New book reveals modern Scotland's first new town was in Fraserburgh
28 February 2011
Historic Fraserburgh: Archaeology and Development is the latest book to be published in the Scottish Burgh Surveys. The series is funded by Historic Scotland and published jointly with the Council for British Archaeology. It aims to identify the archaeological potential of Scotland’s historic towns and to map the character of the town.
Alex Salmond, First Minister said: “Fraserburgh – the Broch as we call it - has received only a little archaeological investigation but has rich potential. This book will help to inform the future management of its historic environment and to assess the implications for development.
“Fraserburgh has played a key role in Scotland’s maritime heritage and today is one of Europe’s largest shellfish ports. It was a big player In the days of coastal shipping, and rivalled Peterhead as a herring port. It has a fascinating history and I am pleased that its archaeological potential will be identified for future generations.”
Historic Fraserburgh reveals the origins of the historic Fraser’s ‘Broch’, the earliest of Scotland’s ‘new’ towns, which dates back to the late sixteenth century. It was founded in 1546 as a burgh of barony by the Frasers of Philorth and became a hub in the North Sea maritime trading network.
Dr Paula Martin, International Journal of Nautical Archaeology, added: 'None of us had any idea how interesting Fraserburgh was before we started our research. We hope this book helps others to appreciate this historic burgh, and helps to promote the protection and sympathetic development of the town centre.”
Professor Richard Oram of Stirling University, lead author of the book said: “The most unexpected thing to discover at Fraserburgh was the remarkable survival of the street-plan of the late 16th-century town. Although there are other new foundations of this period in Scotland, Fraserburgh was the only one that grew and prospered, so we see an opportunistic commercial success story. While the buildings have almost all been replaced, it is still relatively easy to get a clear sense of what the Frasers founded.
“Perhaps the most neglected part of the story is the aftermath of the 1745 and the long military garrisoning of the burgh, coupled with identification of the possible remains of parts of the garrison-post complex. Most studies of the Jacobite rebellions concentrate on the Highland dimension and neglect the North East and its role as a centre of Episcopalianism and Jacobite sympathy. The evidence from Fraserburgh shows just how savage the repression of Jacobitism in the region was and the impact which the Government’s punitive policies had on the whole community. It’s part of the untold story of later 18th-century Scotland.”

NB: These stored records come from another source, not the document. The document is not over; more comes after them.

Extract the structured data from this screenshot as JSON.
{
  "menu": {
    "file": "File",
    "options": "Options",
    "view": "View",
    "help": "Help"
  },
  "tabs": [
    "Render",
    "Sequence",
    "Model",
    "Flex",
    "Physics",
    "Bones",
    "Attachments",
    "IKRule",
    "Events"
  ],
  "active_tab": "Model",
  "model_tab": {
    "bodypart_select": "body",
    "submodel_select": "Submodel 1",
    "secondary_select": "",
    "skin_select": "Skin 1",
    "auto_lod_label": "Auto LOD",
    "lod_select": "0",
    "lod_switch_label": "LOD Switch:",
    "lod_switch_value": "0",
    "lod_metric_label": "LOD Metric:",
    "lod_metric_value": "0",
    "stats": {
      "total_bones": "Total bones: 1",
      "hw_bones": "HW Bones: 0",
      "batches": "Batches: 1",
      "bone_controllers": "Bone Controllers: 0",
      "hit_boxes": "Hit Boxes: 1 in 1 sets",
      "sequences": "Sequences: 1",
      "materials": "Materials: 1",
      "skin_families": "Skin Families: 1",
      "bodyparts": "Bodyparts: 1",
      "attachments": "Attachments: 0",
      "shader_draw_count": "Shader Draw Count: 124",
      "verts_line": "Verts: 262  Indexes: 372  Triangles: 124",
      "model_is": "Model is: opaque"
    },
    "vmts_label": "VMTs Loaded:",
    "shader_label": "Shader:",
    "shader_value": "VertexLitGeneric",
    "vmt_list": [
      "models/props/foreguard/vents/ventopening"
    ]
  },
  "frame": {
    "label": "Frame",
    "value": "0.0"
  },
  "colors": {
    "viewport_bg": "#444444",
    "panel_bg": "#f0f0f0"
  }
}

Prof Charles McKean, University of Dundee, commented: “Now is the time to give the Broch its self confidence back, so that people are proud of it and visitors want to visit - and when they do, there is something for them to enjoy.”
Peter Argyle, Chairman of Aberdeenshire Council's Infrastructure Services Committee said: "This new book, which the council was pleased to support, is a welcome in-depth survey showing the development of one of Aberdeenshire's significant towns over the years.

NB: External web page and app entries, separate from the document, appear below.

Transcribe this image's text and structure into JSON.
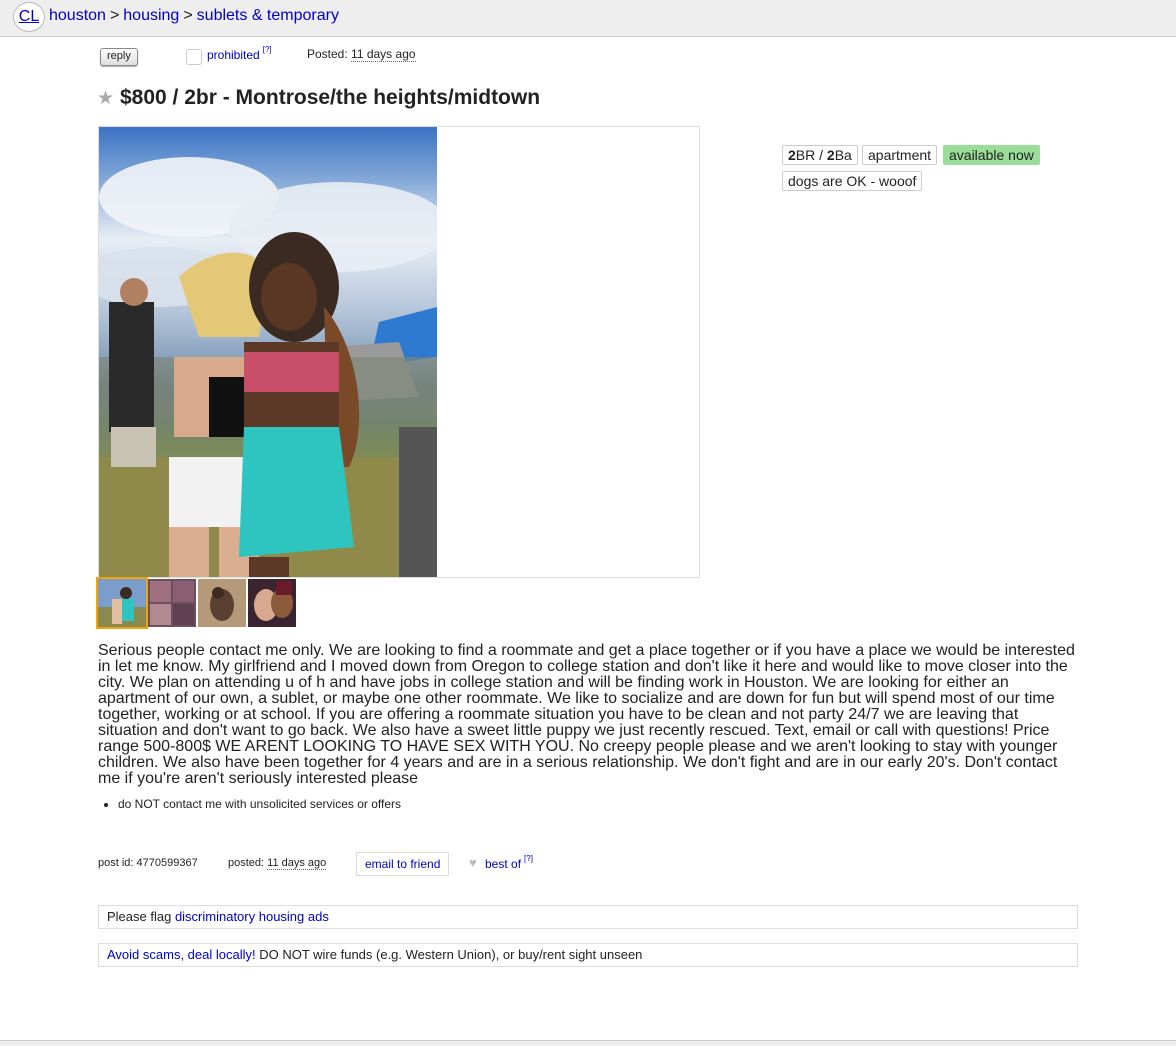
{
  "nav": {
    "logo": "CL",
    "crumbs": [
      "houston",
      "housing",
      "sublets & temporary"
    ],
    "sep": ">"
  },
  "actions": {
    "reply_label": "reply",
    "prohibited_label": "prohibited",
    "help_mark": "[?]",
    "posted_label": "Posted:",
    "posted_value": "11 days ago"
  },
  "posting": {
    "title": "$800 / 2br - Montrose/the heights/midtown"
  },
  "attributes": {
    "br_num": "2",
    "br_label": "BR / ",
    "ba_num": "2",
    "ba_label": "Ba",
    "housing_type": "apartment",
    "availability": "available now",
    "pets": "dogs are OK - wooof"
  },
  "body": "Serious people contact me only. We are looking to find a roommate and get a place together or if you have a place we would be interested in let me know. My girlfriend and I moved down from Oregon to college station and don't like it here and would like to move closer into the city. We plan on attending u of h and have jobs in college station and will be finding work in Houston. We are looking for either an apartment of our own, a sublet, or maybe one other roommate. We like to socialize and are down for fun but will spend most of our time together, working or at school. If you are offering a roommate situation you have to be clean and not party 24/7 we are leaving that situation and don't want to go back. We also have a sweet little puppy we just recently rescued. Text, email or call with questions! Price range 500-800$ WE ARENT LOOKING TO HAVE SEX WITH YOU. No creepy people please and we aren't looking to stay with younger children. We also have been together for 4 years and are in a serious relationship. We don't fight and are in our early 20's. Don't contact me if you're aren't seriously interested please",
  "notices": [
    "do NOT contact me with unsolicited services or offers"
  ],
  "postinfo": {
    "post_id_label": "post id:",
    "post_id": "4770599367",
    "posted_label": "posted:",
    "posted_value": "11 days ago",
    "email_label": "email to friend",
    "bestof_label": "best of",
    "help_mark": "[?]"
  },
  "flag": {
    "prefix": "Please flag ",
    "link": "discriminatory housing ads"
  },
  "scam": {
    "link": "Avoid scams, deal locally!",
    "text": " DO NOT wire funds (e.g. Western Union), or buy/rent sight unseen"
  }
}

“It contains some very useful information, illustrated in a helpful coloured map, and will be of interest to many people, from planners to developers as well as the general public."

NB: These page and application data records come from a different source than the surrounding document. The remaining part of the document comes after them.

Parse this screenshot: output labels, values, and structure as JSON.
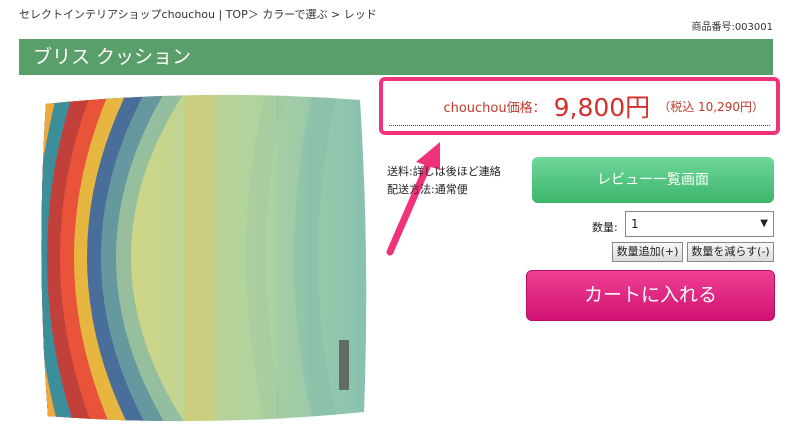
{
  "breadcrumb": "セレクトインテリアショップchouchou | TOP＞ カラーで選ぶ > レッド",
  "product_code": "商品番号:003001",
  "title": "ブリス クッション",
  "price": {
    "label": "chouchou価格：",
    "value": "9,800円",
    "tax": "（税込 10,290円）"
  },
  "shipping": {
    "fee": "送料:詳しは後ほど連絡",
    "method": "配送方法:通常便"
  },
  "buttons": {
    "review": "レビュー一覧画面",
    "cart": "カートに入れる",
    "qty_add": "数量追加(+)",
    "qty_sub": "数量を減らす(-)"
  },
  "quantity": {
    "label": "数量:",
    "selected": "1"
  },
  "colors": {
    "title_bar": "#5a9e6a",
    "price_border": "#f0327a",
    "price_text": "#d62d2d",
    "review_button": "#4cc27c",
    "cart_button": "#e0287f"
  },
  "icons": {
    "arrow": "pink-arrow-icon",
    "dropdown": "chevron-down-icon"
  }
}
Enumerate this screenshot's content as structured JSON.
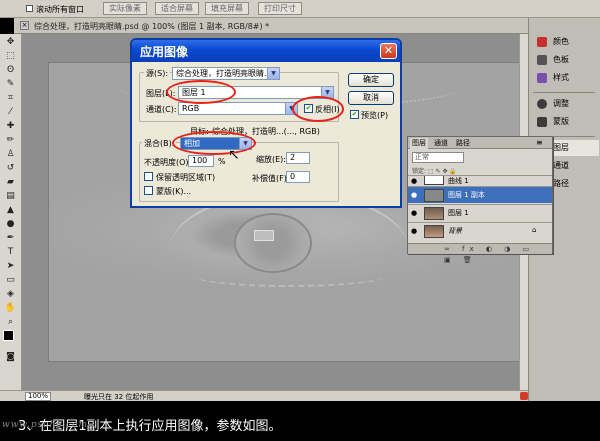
{
  "options_bar": {
    "scroll_all_windows_label": "滚动所有窗口",
    "actual_pixels_label": "实际像素",
    "fit_screen_label": "适合屏幕",
    "fill_screen_label": "填充屏幕",
    "print_size_label": "打印尺寸"
  },
  "document": {
    "tab_title": "综合处理，打造明亮眼睛.psd @ 100% (图层 1 副本, RGB/8#) *",
    "close_label": "×"
  },
  "status_bar": {
    "zoom": "100%",
    "info": "曝光只在 32 位起作用"
  },
  "right_panel": {
    "items": [
      {
        "label": "颜色",
        "icon": "color-icon"
      },
      {
        "label": "色板",
        "icon": "swatches-icon"
      },
      {
        "label": "样式",
        "icon": "styles-icon"
      },
      {
        "label": "调整",
        "icon": "adjustments-icon"
      },
      {
        "label": "蒙版",
        "icon": "masks-icon"
      },
      {
        "label": "图层",
        "icon": "layers-icon"
      },
      {
        "label": "通道",
        "icon": "channels-icon"
      },
      {
        "label": "路径",
        "icon": "paths-icon"
      }
    ],
    "selected": "图层"
  },
  "layers_panel": {
    "tabs": [
      "图层",
      "通道",
      "路径"
    ],
    "blend_mode": "正常",
    "locks_label": "锁定:  ⬚ ✎ ✥ 🔒",
    "layers": [
      {
        "name": "曲线 1",
        "visible": true
      },
      {
        "name": "图层 1 副本",
        "visible": true,
        "selected": true
      },
      {
        "name": "图层 1",
        "visible": true
      },
      {
        "name": "背景",
        "visible": true,
        "locked": true
      }
    ],
    "footer_icons": "∞ fx ◐ ◑ ▭ ▣ 🗑"
  },
  "dialog": {
    "title": "应用图像",
    "source_label": "源(S):",
    "source_value": "综合处理，打造明亮眼睛...",
    "layer_label": "图层(L):",
    "layer_value": "图层 1",
    "channel_label": "通道(C):",
    "channel_value": "RGB",
    "invert_label": "反相(I)",
    "invert_checked": true,
    "target_label": "目标:",
    "target_value": "综合处理，打造明...(..., RGB)",
    "blending_label": "混合(B):",
    "blending_value": "相加",
    "opacity_label": "不透明度(O):",
    "opacity_value": "100",
    "opacity_unit": "%",
    "scale_label": "缩放(E):",
    "scale_value": "2",
    "offset_label": "补偿值(F):",
    "offset_value": "0",
    "preserve_transparency_label": "保留透明区域(T)",
    "mask_label": "蒙版(K)...",
    "ok_label": "确定",
    "cancel_label": "取消",
    "preview_label": "预览(P)",
    "preview_checked": true
  },
  "caption": {
    "text": "3、在图层1副本上执行应用图像，参数如图。",
    "watermark": "www.psahz.com"
  },
  "colors": {
    "dialog_title_blue": "#0a49d0",
    "highlight_ring": "#e8221b",
    "selected_layer": "#3d6fba"
  }
}
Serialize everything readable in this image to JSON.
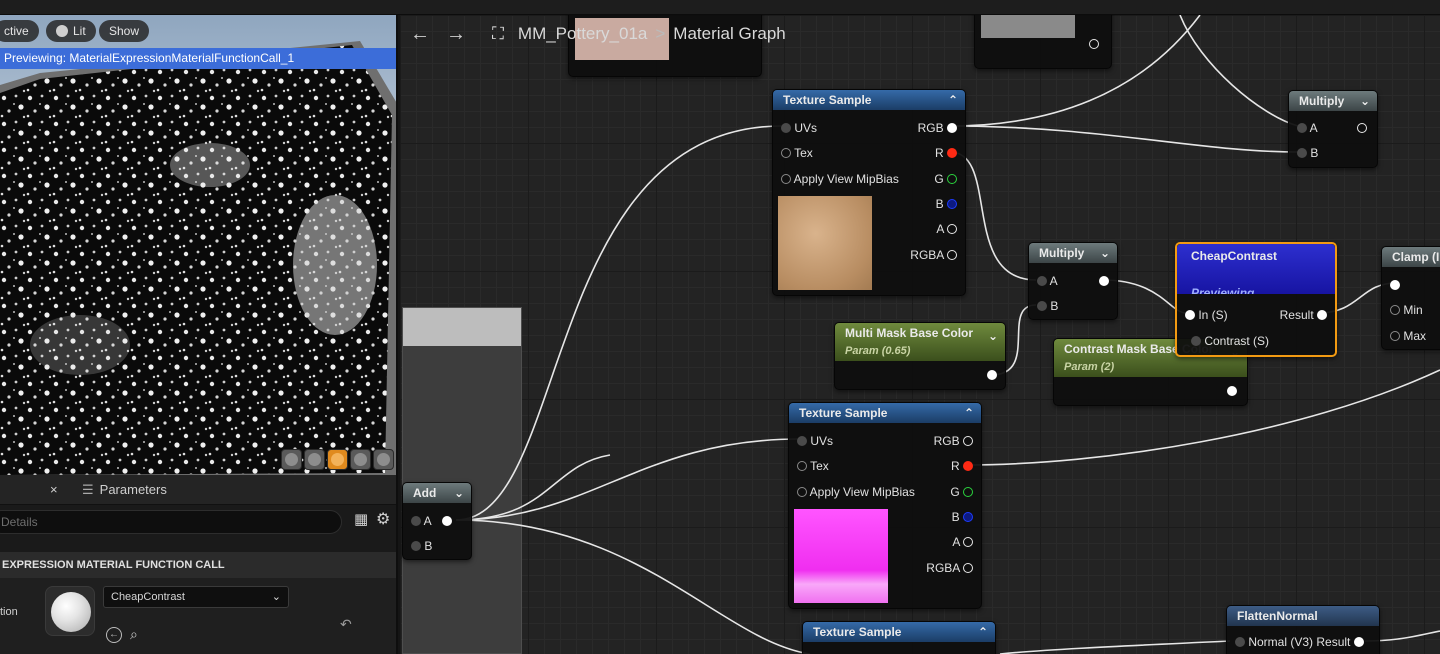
{
  "viewport": {
    "buttons": [
      "ctive",
      "Lit",
      "Show"
    ],
    "preview_label": "Previewing: MaterialExpressionMaterialFunctionCall_1"
  },
  "details": {
    "close": "×",
    "params_tab": "Parameters",
    "search_placeholder": "Details",
    "section": "EXPRESSION MATERIAL FUNCTION CALL",
    "row_label": "tion",
    "function_value": "CheapContrast"
  },
  "nav": {
    "asset": "MM_Pottery_01a",
    "separator": ">",
    "graph": "Material Graph"
  },
  "nodes": {
    "tex1": {
      "title": "Texture Sample",
      "inputs": [
        "UVs",
        "Tex",
        "Apply View MipBias"
      ],
      "outputs": [
        "RGB",
        "R",
        "G",
        "B",
        "A",
        "RGBA"
      ]
    },
    "tex2": {
      "title": "Texture Sample",
      "inputs": [
        "UVs",
        "Tex",
        "Apply View MipBias"
      ],
      "outputs": [
        "RGB",
        "R",
        "G",
        "B",
        "A",
        "RGBA"
      ]
    },
    "tex3": {
      "title": "Texture Sample"
    },
    "mult_top": {
      "title": "Multiply",
      "inputs": [
        "A",
        "B"
      ]
    },
    "mult_mid": {
      "title": "Multiply",
      "inputs": [
        "A",
        "B"
      ]
    },
    "add": {
      "title": "Add",
      "inputs": [
        "A",
        "B"
      ]
    },
    "cheap": {
      "title": "CheapContrast",
      "status": "Previewing",
      "inputs": [
        "In (S)",
        "Contrast (S)"
      ],
      "output": "Result"
    },
    "mask_base": {
      "title": "Multi Mask Base Color",
      "sub": "Param (0.65)"
    },
    "contrast_mask": {
      "title": "Contrast Mask Base Color",
      "sub": "Param (2)"
    },
    "clamp": {
      "title": "Clamp (I",
      "inputs": [
        "Min",
        "Max"
      ]
    },
    "flatten": {
      "title": "FlattenNormal",
      "pin": "Normal (V3) Result"
    }
  },
  "colors": {
    "accent_orange": "#f29a12",
    "pin_red": "#ff2a14",
    "pin_green": "#2bd33e",
    "pin_blue": "#1d3cff",
    "banner_blue": "#3c6dd9"
  }
}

The book examines Fraserburgh’s historic development from the late medieval period to its heyday as a major herring port. Its main economic activity was fishing, like many other settlements on the north-east coast, and the harbour is evidence of the attention paid over the centuries to building and improving port facilities. From the Fraserburgh Heritage Centre to the conservation area in the fishertown of Broadsea, to the Museum of Scottish Lighthouses in Kinnaird Head, people in the town are increasingly drawing on their heritage as a leading light by which to move forward.
Notes for editors
- Historic Scotland is an executive agency of the Scottish Government charged with safeguarding the nation’s historic environment. The agency is fully accountable to Scottish Ministers and through them to the Scottish Parliament.
The book is available from 1 March 2011, Price £9.50 GBP
CBA books are distributed by Central Books Ltd, 99 Wallis Road, London, E9 5LN
Tel: 0845 458 9910 / Fax: 0845 458 9912
Publisher: Council for British Archaeology, St Mary’s House, 66 Bootham, York, YO30 7BZ , tel: 01904 671417
for further CBA publications.